The 'not proven' verdict in modern Scots criminal law can be described as an historical accident. Historically, there were no set forms for verdicts used by early juries, and their role was simply to find the guilt or innocence of the accused.[1] The role of the jury changed when it became customary in the Justice Court to compose lengthy indictments, where facts were listed which culminated in a statement of the punishable character of such conduct in general of which the accused ought to be punished for his commission of it. In these situations the role of the jury was to deliver one of the 'special verdicts' of "proven" or "not proven" for individual factual issues one-by-one.[2] It was then left to the judge to pronounce upon the facts found "proven" whether this was sufficient to establish guilt of the crime charged. This practice persisted until the 1728 trial of Carnegie of Finhaven, where the jury's right to return a verdict of not guilty, and essentially pronounce on innocence and guilt, was re-established. By the 19th century, the legal profession had come to view these 'special verdicts' as obsolete, and yet the "not proven" verdict continued to be used.[3]

The 'not proven" verdict is often taken by juries and the media as meaning "we know they did it but there isn't enough proof'. The verdict, especially in high-profile cases, often causes controversy. A study was commissioned in September 2017) by academics at the Universities of Glasgow and Warwick, in collaboration with Ipsos Mori, to consider, among other things, the three verdict system in Scotland in order to inform future reform of the criminal justice system in Scotland.[4]

List of current offences[edit]

Crimes against the person[edit]

Crimes of dishonesty[edit]

Crimes against property[edit]

Crimes relating to Public order and morality[edit]

Miscellaneous statutory offences[edit]

Former offences[edit]


Significant cases[edit]


  1. ^ Willock, Ian (1966). The Origins and Development of the Jury in Scotland: Volume 23 of the Stair Society. Stair Society. pp. 217ff. ISBN 1561690333.
  2. ^ Willock, Ian (1966). The Origins and Development of the Jury in Scotland: Volume 23 of the Stair Society. Stair Society. pp. 218–219. ISBN 1561690333.
  3. ^ "No, "not proven" did not come first". School of Law. 27 September 2017. Retrieved 20 June 2018.
  4. ^ News, Scottish Legal. "'Not proven' verdict to come under scrutiny again in jury study". Scottish Legal News.
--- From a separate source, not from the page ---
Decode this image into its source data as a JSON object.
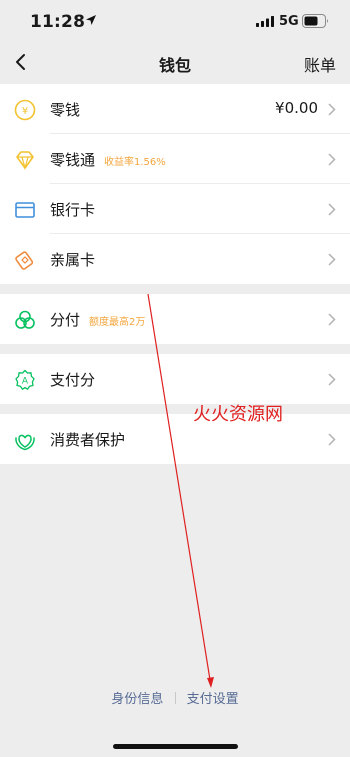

Retrieved 20 June 2018.
  5. ^ Burke v MacPhail (1984) S.C.C.R. 388
  6. ^ This remains a crime in spite of the Abortion Act 1967; the 1967 Act merely provides a defence (already available at common law) to physicians who opine, in good faith, that the abortion is medically necessary: Brown, Jonathan (2015), Scotland and the Abortion Act 1967: Historic Flaws, Contemporary Problems, Juridical Review, pp.135-153.
  7. ^ Hugh Barclay: A Digest of the Law of Scotland: With Special Reference to the Office, T & T Clark, Edinburgh, 1855, p.86
  8. ^ Stair Memorial Encyclopaedia
  9. ^ a b c d Abolished by the Sexual Offences (Scotland) Act 2009.
  10. ^ Replaced with the offence of public indecency under Criminal Justice and Licensing (Scotland) Act 2010, s.81.

See also[edit]